**Record set**.
· · · ·

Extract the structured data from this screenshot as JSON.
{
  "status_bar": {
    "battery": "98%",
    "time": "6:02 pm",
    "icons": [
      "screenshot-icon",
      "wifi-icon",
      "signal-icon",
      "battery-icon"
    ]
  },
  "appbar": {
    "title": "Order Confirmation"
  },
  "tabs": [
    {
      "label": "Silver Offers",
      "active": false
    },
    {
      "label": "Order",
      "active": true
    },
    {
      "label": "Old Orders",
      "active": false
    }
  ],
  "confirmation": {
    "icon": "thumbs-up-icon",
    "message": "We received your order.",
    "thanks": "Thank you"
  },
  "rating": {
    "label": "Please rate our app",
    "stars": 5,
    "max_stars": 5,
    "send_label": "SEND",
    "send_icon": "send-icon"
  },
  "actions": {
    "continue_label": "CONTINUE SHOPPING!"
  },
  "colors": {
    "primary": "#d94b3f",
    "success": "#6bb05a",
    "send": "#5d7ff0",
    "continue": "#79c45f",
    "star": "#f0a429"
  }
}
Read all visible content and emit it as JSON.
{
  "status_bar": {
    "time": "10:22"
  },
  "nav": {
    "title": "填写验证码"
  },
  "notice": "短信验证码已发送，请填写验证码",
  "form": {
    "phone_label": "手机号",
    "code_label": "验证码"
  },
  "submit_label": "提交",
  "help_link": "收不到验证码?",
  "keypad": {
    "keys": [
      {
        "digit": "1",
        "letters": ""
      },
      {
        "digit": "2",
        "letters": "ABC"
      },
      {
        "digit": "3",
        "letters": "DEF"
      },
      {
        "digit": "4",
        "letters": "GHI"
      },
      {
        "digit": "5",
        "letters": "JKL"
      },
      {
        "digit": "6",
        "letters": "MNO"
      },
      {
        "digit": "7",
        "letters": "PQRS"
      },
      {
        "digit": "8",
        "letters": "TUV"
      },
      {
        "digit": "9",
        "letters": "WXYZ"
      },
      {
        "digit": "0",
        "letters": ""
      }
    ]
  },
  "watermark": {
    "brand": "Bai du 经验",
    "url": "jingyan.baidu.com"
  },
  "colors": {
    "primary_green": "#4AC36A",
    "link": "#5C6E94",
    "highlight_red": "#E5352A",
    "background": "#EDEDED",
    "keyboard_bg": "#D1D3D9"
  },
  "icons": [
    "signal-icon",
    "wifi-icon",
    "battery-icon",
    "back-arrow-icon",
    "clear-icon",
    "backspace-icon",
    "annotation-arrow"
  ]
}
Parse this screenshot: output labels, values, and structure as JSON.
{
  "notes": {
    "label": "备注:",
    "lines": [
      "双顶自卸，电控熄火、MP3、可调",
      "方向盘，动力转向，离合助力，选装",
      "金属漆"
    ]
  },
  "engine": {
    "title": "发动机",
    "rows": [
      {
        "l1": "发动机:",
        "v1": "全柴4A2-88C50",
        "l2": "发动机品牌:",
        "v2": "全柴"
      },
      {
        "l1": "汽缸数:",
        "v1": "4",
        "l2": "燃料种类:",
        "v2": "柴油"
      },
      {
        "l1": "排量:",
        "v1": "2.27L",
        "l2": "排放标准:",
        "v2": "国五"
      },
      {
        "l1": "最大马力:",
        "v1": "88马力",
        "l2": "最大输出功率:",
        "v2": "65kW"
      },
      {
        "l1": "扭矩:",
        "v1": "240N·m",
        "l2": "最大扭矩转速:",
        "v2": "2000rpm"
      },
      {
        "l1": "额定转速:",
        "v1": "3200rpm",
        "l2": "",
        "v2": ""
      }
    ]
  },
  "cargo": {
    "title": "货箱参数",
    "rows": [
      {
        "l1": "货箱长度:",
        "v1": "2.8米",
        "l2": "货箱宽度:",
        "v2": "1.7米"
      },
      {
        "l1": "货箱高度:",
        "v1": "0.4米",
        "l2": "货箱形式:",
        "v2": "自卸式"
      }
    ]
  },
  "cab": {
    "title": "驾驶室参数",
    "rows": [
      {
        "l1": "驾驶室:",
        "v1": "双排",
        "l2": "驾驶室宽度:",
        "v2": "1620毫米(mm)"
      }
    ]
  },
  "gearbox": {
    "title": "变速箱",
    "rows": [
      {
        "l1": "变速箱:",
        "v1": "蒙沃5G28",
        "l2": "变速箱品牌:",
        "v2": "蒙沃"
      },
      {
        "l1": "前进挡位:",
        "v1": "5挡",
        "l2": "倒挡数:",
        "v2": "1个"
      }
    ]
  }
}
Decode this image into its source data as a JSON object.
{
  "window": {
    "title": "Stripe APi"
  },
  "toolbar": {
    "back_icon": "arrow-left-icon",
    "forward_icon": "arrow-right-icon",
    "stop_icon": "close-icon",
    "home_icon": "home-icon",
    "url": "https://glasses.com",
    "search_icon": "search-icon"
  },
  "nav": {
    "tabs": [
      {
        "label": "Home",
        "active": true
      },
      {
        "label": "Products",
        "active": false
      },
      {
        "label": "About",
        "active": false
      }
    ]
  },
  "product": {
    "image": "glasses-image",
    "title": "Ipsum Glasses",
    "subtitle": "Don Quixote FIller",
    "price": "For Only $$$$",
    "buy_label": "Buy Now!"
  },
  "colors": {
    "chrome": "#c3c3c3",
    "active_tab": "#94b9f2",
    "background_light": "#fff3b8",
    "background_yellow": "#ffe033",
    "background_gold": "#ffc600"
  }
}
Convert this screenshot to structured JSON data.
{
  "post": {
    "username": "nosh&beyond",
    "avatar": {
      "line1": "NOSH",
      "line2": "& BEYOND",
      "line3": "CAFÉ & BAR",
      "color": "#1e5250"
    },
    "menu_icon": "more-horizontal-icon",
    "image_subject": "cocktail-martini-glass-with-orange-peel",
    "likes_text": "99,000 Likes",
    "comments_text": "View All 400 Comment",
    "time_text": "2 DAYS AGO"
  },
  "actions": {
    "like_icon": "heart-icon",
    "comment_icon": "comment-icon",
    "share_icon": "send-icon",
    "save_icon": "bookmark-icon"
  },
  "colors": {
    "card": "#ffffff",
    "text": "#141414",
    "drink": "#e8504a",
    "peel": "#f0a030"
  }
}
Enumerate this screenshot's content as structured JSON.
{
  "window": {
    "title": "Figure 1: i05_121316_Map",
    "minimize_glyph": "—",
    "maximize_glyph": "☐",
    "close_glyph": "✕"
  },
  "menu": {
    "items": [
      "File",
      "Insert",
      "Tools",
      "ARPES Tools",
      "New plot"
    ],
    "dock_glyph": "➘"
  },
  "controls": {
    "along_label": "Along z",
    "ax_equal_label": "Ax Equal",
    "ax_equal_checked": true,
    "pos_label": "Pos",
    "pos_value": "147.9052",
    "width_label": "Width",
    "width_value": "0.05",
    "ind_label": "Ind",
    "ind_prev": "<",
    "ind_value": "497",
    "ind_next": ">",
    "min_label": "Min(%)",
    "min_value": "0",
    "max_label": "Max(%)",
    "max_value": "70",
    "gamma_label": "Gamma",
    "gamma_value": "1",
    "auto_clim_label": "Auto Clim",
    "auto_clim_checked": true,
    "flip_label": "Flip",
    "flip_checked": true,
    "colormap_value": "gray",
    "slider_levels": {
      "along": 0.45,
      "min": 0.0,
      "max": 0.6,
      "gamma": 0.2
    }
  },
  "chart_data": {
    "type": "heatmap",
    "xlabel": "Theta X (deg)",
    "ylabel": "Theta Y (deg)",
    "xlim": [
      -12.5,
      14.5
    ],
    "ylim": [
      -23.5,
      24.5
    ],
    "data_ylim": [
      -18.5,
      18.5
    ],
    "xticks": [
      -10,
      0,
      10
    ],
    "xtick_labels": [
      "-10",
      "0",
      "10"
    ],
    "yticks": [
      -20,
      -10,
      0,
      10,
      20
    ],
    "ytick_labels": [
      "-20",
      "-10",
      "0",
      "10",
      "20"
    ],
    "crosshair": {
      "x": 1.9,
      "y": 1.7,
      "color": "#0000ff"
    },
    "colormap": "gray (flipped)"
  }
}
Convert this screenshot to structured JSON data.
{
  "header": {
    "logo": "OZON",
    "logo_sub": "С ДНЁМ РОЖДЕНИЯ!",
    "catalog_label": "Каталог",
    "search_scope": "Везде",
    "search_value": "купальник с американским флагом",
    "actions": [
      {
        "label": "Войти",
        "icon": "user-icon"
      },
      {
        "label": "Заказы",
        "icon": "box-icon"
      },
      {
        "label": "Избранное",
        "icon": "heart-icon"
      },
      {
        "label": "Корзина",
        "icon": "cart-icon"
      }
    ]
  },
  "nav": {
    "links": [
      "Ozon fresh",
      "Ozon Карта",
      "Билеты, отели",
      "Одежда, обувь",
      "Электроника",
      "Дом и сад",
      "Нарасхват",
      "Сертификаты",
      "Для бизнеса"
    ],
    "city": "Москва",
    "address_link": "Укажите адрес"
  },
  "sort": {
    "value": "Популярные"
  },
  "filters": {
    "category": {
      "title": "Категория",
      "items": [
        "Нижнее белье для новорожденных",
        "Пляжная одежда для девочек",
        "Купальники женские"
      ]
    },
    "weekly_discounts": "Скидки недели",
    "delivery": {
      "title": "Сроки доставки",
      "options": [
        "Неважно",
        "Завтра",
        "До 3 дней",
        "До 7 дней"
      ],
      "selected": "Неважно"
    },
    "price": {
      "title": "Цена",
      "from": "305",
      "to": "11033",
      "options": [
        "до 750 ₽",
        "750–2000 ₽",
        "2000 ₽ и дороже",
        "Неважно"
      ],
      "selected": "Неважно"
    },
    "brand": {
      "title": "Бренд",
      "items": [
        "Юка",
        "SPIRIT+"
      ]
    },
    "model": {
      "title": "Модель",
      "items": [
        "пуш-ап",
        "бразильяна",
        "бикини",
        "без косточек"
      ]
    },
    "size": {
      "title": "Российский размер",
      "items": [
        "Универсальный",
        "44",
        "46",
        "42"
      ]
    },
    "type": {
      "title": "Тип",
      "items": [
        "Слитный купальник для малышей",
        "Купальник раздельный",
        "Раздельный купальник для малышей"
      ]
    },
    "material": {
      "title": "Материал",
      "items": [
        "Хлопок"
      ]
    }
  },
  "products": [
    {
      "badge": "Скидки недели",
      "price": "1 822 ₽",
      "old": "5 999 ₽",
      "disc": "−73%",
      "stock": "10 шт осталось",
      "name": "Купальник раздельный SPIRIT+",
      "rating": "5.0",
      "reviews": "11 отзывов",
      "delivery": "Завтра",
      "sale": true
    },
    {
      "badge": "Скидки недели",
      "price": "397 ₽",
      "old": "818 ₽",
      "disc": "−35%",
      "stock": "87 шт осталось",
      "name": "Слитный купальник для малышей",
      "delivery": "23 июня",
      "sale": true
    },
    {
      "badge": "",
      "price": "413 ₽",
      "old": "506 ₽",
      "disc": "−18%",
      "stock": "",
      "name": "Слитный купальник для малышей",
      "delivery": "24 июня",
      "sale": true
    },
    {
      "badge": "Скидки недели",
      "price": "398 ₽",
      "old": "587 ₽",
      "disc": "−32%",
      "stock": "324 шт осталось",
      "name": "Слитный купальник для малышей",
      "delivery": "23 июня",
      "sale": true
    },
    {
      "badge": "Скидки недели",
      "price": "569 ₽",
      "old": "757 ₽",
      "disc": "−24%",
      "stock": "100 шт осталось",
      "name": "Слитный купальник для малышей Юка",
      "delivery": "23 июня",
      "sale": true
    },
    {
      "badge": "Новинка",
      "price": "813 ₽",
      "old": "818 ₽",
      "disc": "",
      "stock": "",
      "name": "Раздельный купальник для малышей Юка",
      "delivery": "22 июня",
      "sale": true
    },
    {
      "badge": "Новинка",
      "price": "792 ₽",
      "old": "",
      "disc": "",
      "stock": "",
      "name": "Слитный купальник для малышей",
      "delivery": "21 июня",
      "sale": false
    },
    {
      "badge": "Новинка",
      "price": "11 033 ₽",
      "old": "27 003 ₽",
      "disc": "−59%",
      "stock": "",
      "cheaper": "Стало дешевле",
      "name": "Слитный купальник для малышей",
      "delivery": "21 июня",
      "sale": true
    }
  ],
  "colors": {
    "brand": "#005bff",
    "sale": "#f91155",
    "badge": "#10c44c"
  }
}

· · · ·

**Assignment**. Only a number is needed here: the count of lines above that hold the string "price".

**Answer to this exercise**. 10